What Is Needful to a Work of Art.—Those who talk so much about the needful factors of a work of art exaggerate; if they are artists they do so in majorem artis gloriam, if they are laymen, from ignorance. The form of a work of art, which gives speech to their thoughts and is, therefore, their mode of talking, is always somewhat uncertain, like all kinds of speech. The sculptor can add or omit many little traits, as can also the exponent, be he an actor or, in music, a performer or conductor. These many little traits and finishing touches afford him[Pg 175] pleasure one day and none the next, they exist more for the sake of the artist than the art; for he also has occasionally need of sweetmeats and playthings to prevent him from becoming morose with the severity and self-restraint which the representation of the dominant idea demands from him.
To Cause the Master to Be Forgotten.—The pianoforte player who executes the work of a master will have played best if he has made his audience forget the master, and if it seemed as if he were relating a story from his own life or just passing through some experience. Assuredly, if he is of no importance, every one will abhor the garrulity with which he talks about his own life. Therefore he must know how to influence his hearer's imagination favourably towards himself. Hereby are explained all the weaknesses and follies of "the virtuoso."
Corriger La Fortune.—There are unfortunate accidents in the lives of great artists, which compel the painter, for instance, to sketch out his most important picture only as a passing thought, or such as obliged Beethoven to leave behind him only the insufficient pianoforte score of many great sonatas (as in the great B flat). In these cases the artist of a later day must endeavour to fill out the life of the great man,—[Pg 176]of all orchestral effects, would call into life that symphony which has fallen into the piano-trance.
Reducing.—Many things, events, or persons, cannot bear treatment on a small scale.
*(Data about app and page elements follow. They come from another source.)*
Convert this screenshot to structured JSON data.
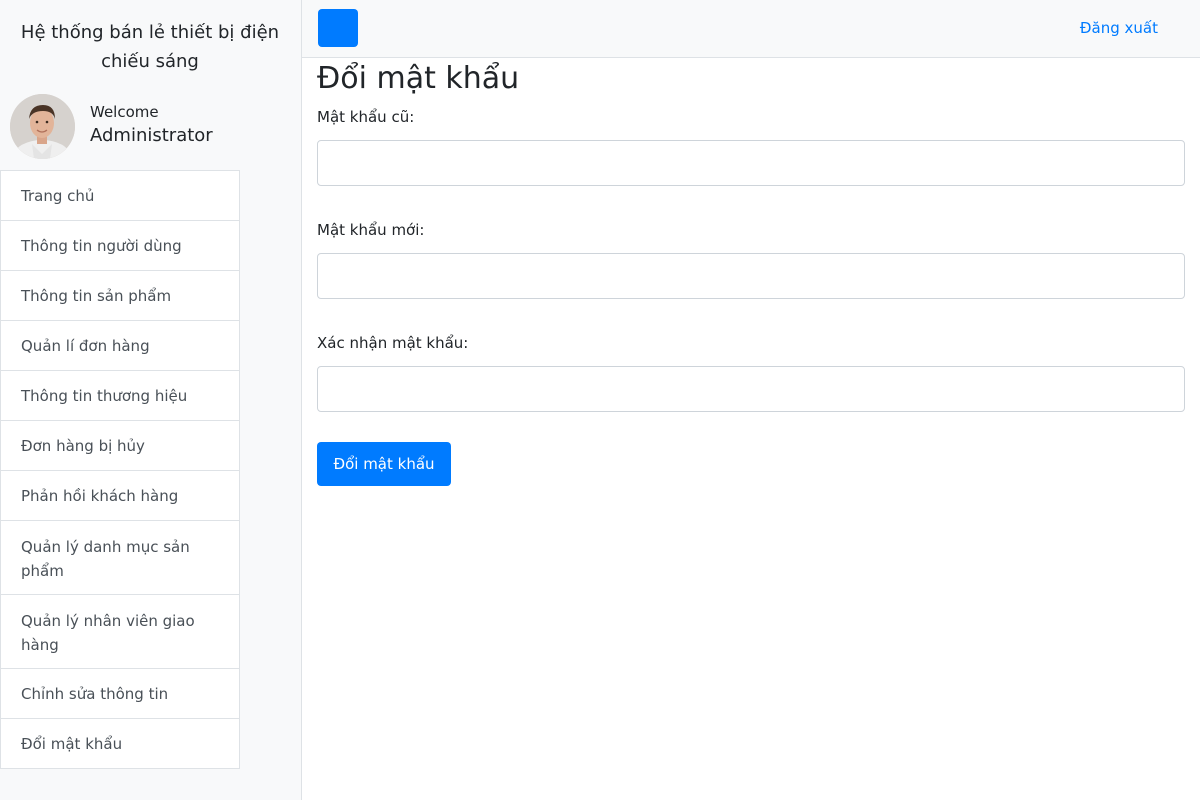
{
  "sidebar": {
    "brand_line1": "Hệ thống bán lẻ thiết bị điện",
    "brand_line2": "chiếu sáng",
    "welcome": "Welcome",
    "username": "Administrator",
    "menu": [
      {
        "line1": "Trang chủ",
        "line2": ""
      },
      {
        "line1": "Thông tin người dùng",
        "line2": ""
      },
      {
        "line1": "Thông tin sản phẩm",
        "line2": ""
      },
      {
        "line1": "Quản lí đơn hàng",
        "line2": ""
      },
      {
        "line1": "Thông tin thương hiệu",
        "line2": ""
      },
      {
        "line1": "Đơn hàng bị hủy",
        "line2": ""
      },
      {
        "line1": "Phản hồi khách hàng",
        "line2": ""
      },
      {
        "line1": "Quản lý danh mục sản",
        "line2": "phẩm"
      },
      {
        "line1": "Quản lý nhân viên giao",
        "line2": "hàng"
      },
      {
        "line1": "Chỉnh sửa thông tin",
        "line2": ""
      },
      {
        "line1": "Đổi mật khẩu",
        "line2": ""
      }
    ]
  },
  "topbar": {
    "logout_label": "Đăng xuất"
  },
  "form": {
    "title": "Đổi mật khẩu",
    "old_password_label": "Mật khẩu cũ:",
    "old_password_value": "",
    "new_password_label": "Mật khẩu mới:",
    "new_password_value": "",
    "confirm_password_label": "Xác nhận mật khẩu:",
    "confirm_password_value": "",
    "submit_label": "Đổi mật khẩu"
  },
  "colors": {
    "primary": "#007bff",
    "sidebar_bg": "#f8f9fa",
    "border": "#dee2e6"
  }
}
The Laocoon group cannot be reduced to a knick-knack; great size is necessary to it. But more seldom still does anything that is naturally small bear enlargement; for which reason biographers succeed far oftener in representing a great man as small than a small one as great.
Sensuousness in Present-day Art.—Artists nowadays frequently miscalculate when they count on the sensuous effect of their works, for their spectators or hearers have no longer a fully sensuous nature, and, quite contrary to the artist's intention, his work produces in them a "holiness" of feeling which is closely related to boredom. Their sensuousness begins, perhaps, just where that of the artist ceases; they meet, therefore, only at one point at the most.